> [Description of the task]
Each image should be skipped while the records are restated word for word.

+===+

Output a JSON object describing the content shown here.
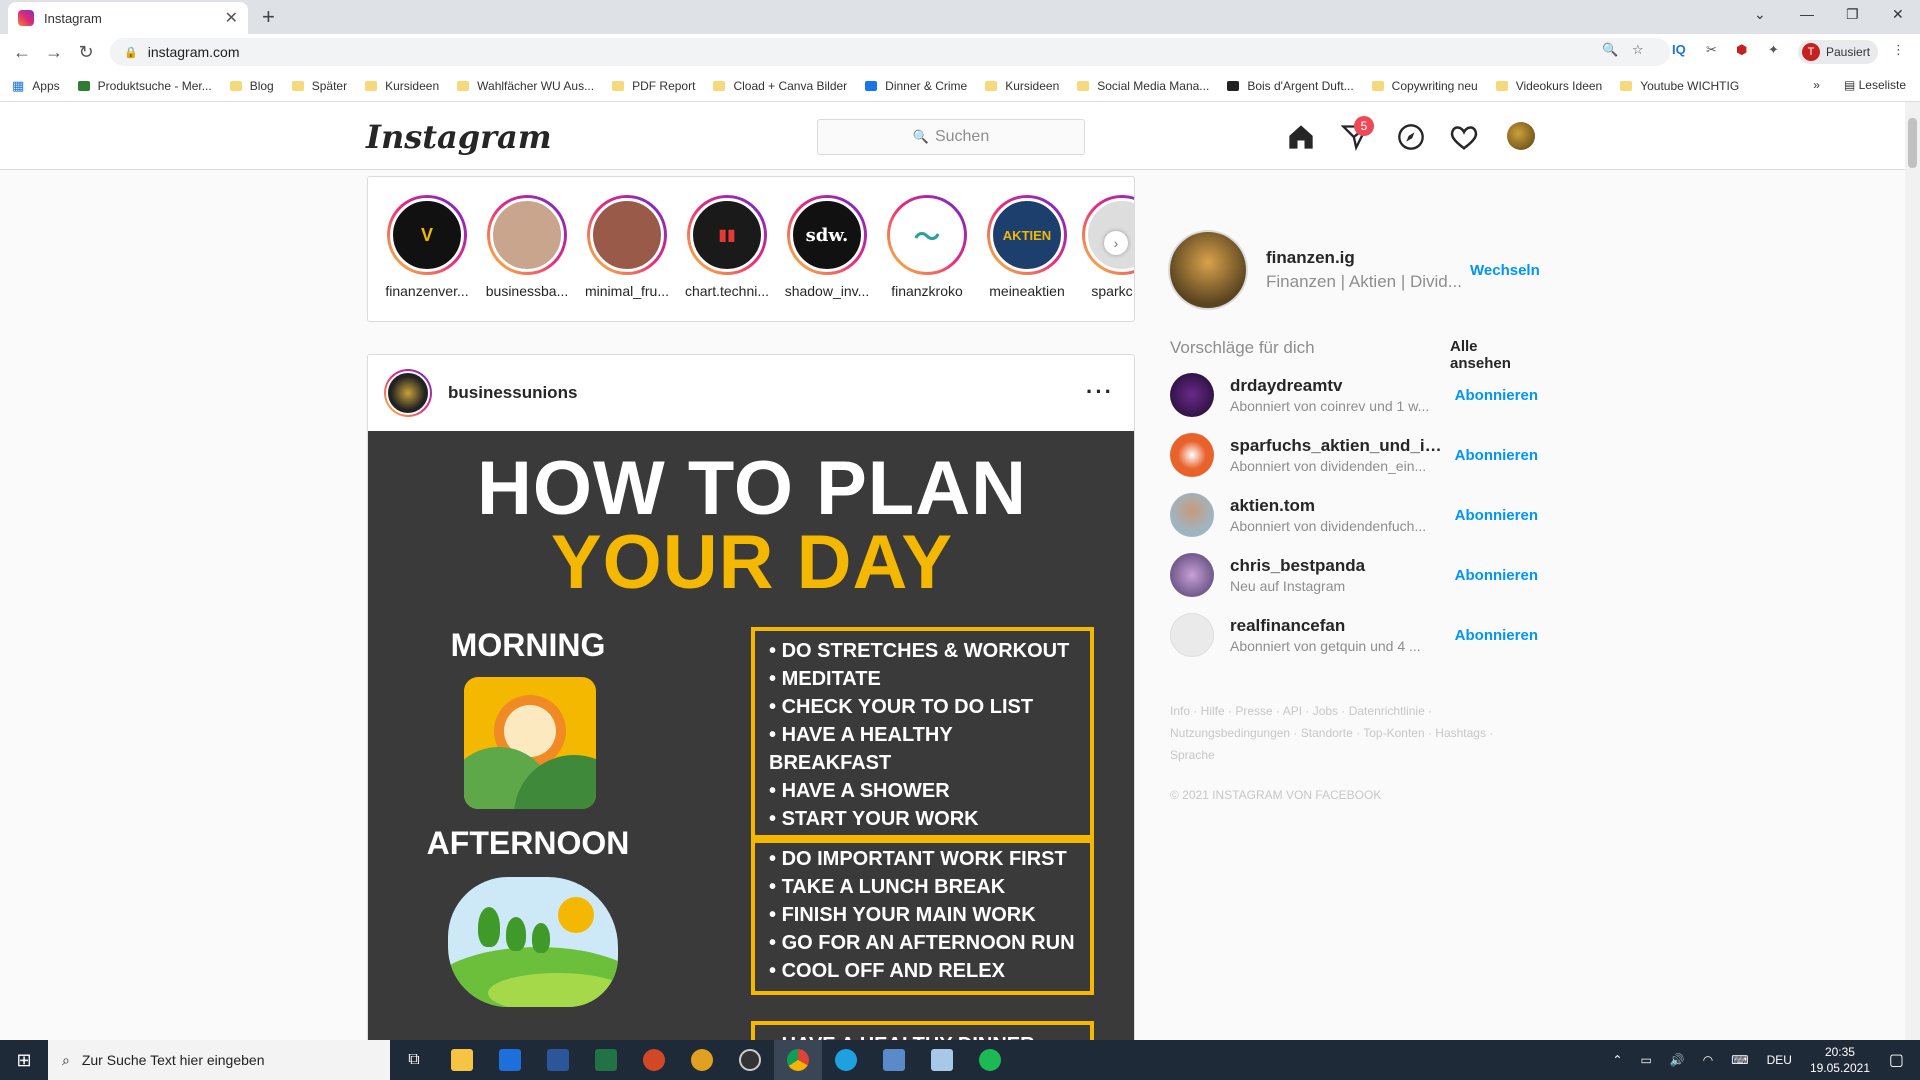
{
  "browser": {
    "tab_title": "Instagram",
    "url": "instagram.com",
    "profile_label": "Pausiert",
    "profile_initial": "T",
    "ext_iq": "IQ",
    "bookmarks": [
      "Apps",
      "Produktsuche - Mer...",
      "Blog",
      "Später",
      "Kursideen",
      "Wahlfächer WU Aus...",
      "PDF Report",
      "Cload + Canva Bilder",
      "Dinner & Crime",
      "Kursideen",
      "Social Media Mana...",
      "Bois d'Argent Duft...",
      "Copywriting neu",
      "Videokurs Ideen",
      "Youtube WICHTIG"
    ],
    "reading_list": "Leseliste"
  },
  "header": {
    "logo": "Instagram",
    "search_placeholder": "Suchen",
    "dm_badge": "5"
  },
  "stories": [
    {
      "name": "finanzenver...",
      "initial": "V",
      "bg": "#111111"
    },
    {
      "name": "businessba...",
      "initial": "",
      "bg": "#c8a58c"
    },
    {
      "name": "minimal_fru...",
      "initial": "",
      "bg": "#9a5a4a"
    },
    {
      "name": "chart.techni...",
      "initial": "▮▮",
      "bg": "#1a1a1a"
    },
    {
      "name": "shadow_inv...",
      "initial": "sdw.",
      "bg": "#111111"
    },
    {
      "name": "finanzkroko",
      "initial": "〜",
      "bg": "#ffffff"
    },
    {
      "name": "meineaktien",
      "initial": "AKTIEN",
      "bg": "#1c3f6e"
    },
    {
      "name": "sparkc",
      "initial": "",
      "bg": "#dddddd"
    }
  ],
  "post": {
    "username": "businessunions",
    "title_line1": "HOW TO PLAN",
    "title_line2": "YOUR DAY",
    "morning_label": "MORNING",
    "afternoon_label": "AFTERNOON",
    "morning_items": [
      "DO STRETCHES & WORKOUT",
      "MEDITATE",
      "CHECK YOUR TO DO LIST",
      "HAVE A HEALTHY BREAKFAST",
      "HAVE A SHOWER",
      "START YOUR WORK"
    ],
    "afternoon_items": [
      "DO IMPORTANT WORK FIRST",
      "TAKE A LUNCH BREAK",
      "FINISH YOUR MAIN WORK",
      "GO FOR AN AFTERNOON RUN",
      "COOL OFF AND RELEX"
    ],
    "evening_items": [
      "HAVE A HEALTHY DINNER"
    ]
  },
  "sidebar": {
    "username": "finanzen.ig",
    "subtitle": "Finanzen | Aktien | Divid...",
    "switch_label": "Wechseln",
    "suggestions_title": "Vorschläge für dich",
    "see_all": "Alle ansehen",
    "suggestions": [
      {
        "user": "drdaydreamtv",
        "sub": "Abonniert von coinrev und 1 w...",
        "action": "Abonnieren",
        "color": "#3a1a4a"
      },
      {
        "user": "sparfuchs_aktien_und_inv...",
        "sub": "Abonniert von dividenden_ein...",
        "action": "Abonnieren",
        "color": "#e8622c"
      },
      {
        "user": "aktien.tom",
        "sub": "Abonniert von dividendenfuch...",
        "action": "Abonnieren",
        "color": "#a0b4c0"
      },
      {
        "user": "chris_bestpanda",
        "sub": "Neu auf Instagram",
        "action": "Abonnieren",
        "color": "#6a5a8a"
      },
      {
        "user": "realfinancefan",
        "sub": "Abonniert von getquin und 4 ...",
        "action": "Abonnieren",
        "color": "#eaeaea"
      }
    ],
    "footer_links": "Info · Hilfe · Presse · API · Jobs · Datenrichtlinie · Nutzungsbedingungen · Standorte · Top-Konten · Hashtags · Sprache",
    "copyright": "© 2021 INSTAGRAM VON FACEBOOK"
  },
  "taskbar": {
    "search_placeholder": "Zur Suche Text hier eingeben",
    "lang": "DEU",
    "time": "20:35",
    "date": "19.05.2021"
  }
}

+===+

> [Exercise answer]
Output a JSON object describing the content shown here.
{
  "browser": {
    "tab_title": "Instagram",
    "url": "instagram.com",
    "profile_label": "Pausiert",
    "profile_initial": "T",
    "ext_iq": "IQ",
    "bookmarks": [
      "Apps",
      "Produktsuche - Mer...",
      "Blog",
      "Später",
      "Kursideen",
      "Wahlfächer WU Aus...",
      "PDF Report",
      "Cload + Canva Bilder",
      "Dinner & Crime",
      "Kursideen",
      "Social Media Mana...",
      "Bois d'Argent Duft...",
      "Copywriting neu",
      "Videokurs Ideen",
      "Youtube WICHTIG"
    ],
    "reading_list": "Leseliste"
  },
  "header": {
    "logo": "Instagram",
    "search_placeholder": "Suchen",
    "dm_badge": "5"
  },
  "stories": [
    {
      "name": "finanzenver...",
      "initial": "V",
      "bg": "#111111"
    },
    {
      "name": "businessba...",
      "initial": "",
      "bg": "#c8a58c"
    },
    {
      "name": "minimal_fru...",
      "initial": "",
      "bg": "#9a5a4a"
    },
    {
      "name": "chart.techni...",
      "initial": "▮▮",
      "bg": "#1a1a1a"
    },
    {
      "name": "shadow_inv...",
      "initial": "sdw.",
      "bg": "#111111"
    },
    {
      "name": "finanzkroko",
      "initial": "〜",
      "bg": "#ffffff"
    },
    {
      "name": "meineaktien",
      "initial": "AKTIEN",
      "bg": "#1c3f6e"
    },
    {
      "name": "sparkc",
      "initial": "",
      "bg": "#dddddd"
    }
  ],
  "post": {
    "username": "businessunions",
    "title_line1": "HOW TO PLAN",
    "title_line2": "YOUR DAY",
    "morning_label": "MORNING",
    "afternoon_label": "AFTERNOON",
    "morning_items": [
      "DO STRETCHES & WORKOUT",
      "MEDITATE",
      "CHECK YOUR TO DO LIST",
      "HAVE A HEALTHY BREAKFAST",
      "HAVE A SHOWER",
      "START YOUR WORK"
    ],
    "afternoon_items": [
      "DO IMPORTANT WORK FIRST",
      "TAKE A LUNCH BREAK",
      "FINISH YOUR MAIN WORK",
      "GO FOR AN AFTERNOON RUN",
      "COOL OFF AND RELEX"
    ],
    "evening_items": [
      "HAVE A HEALTHY DINNER"
    ]
  },
  "sidebar": {
    "username": "finanzen.ig",
    "subtitle": "Finanzen | Aktien | Divid...",
    "switch_label": "Wechseln",
    "suggestions_title": "Vorschläge für dich",
    "see_all": "Alle ansehen",
    "suggestions": [
      {
        "user": "drdaydreamtv",
        "sub": "Abonniert von coinrev und 1 w...",
        "action": "Abonnieren",
        "color": "#3a1a4a"
      },
      {
        "user": "sparfuchs_aktien_und_inv...",
        "sub": "Abonniert von dividenden_ein...",
        "action": "Abonnieren",
        "color": "#e8622c"
      },
      {
        "user": "aktien.tom",
        "sub": "Abonniert von dividendenfuch...",
        "action": "Abonnieren",
        "color": "#a0b4c0"
      },
      {
        "user": "chris_bestpanda",
        "sub": "Neu auf Instagram",
        "action": "Abonnieren",
        "color": "#6a5a8a"
      },
      {
        "user": "realfinancefan",
        "sub": "Abonniert von getquin und 4 ...",
        "action": "Abonnieren",
        "color": "#eaeaea"
      }
    ],
    "footer_links": "Info · Hilfe · Presse · API · Jobs · Datenrichtlinie · Nutzungsbedingungen · Standorte · Top-Konten · Hashtags · Sprache",
    "copyright": "© 2021 INSTAGRAM VON FACEBOOK"
  },
  "taskbar": {
    "search_placeholder": "Zur Suche Text hier eingeben",
    "lang": "DEU",
    "time": "20:35",
    "date": "19.05.2021"
  }
}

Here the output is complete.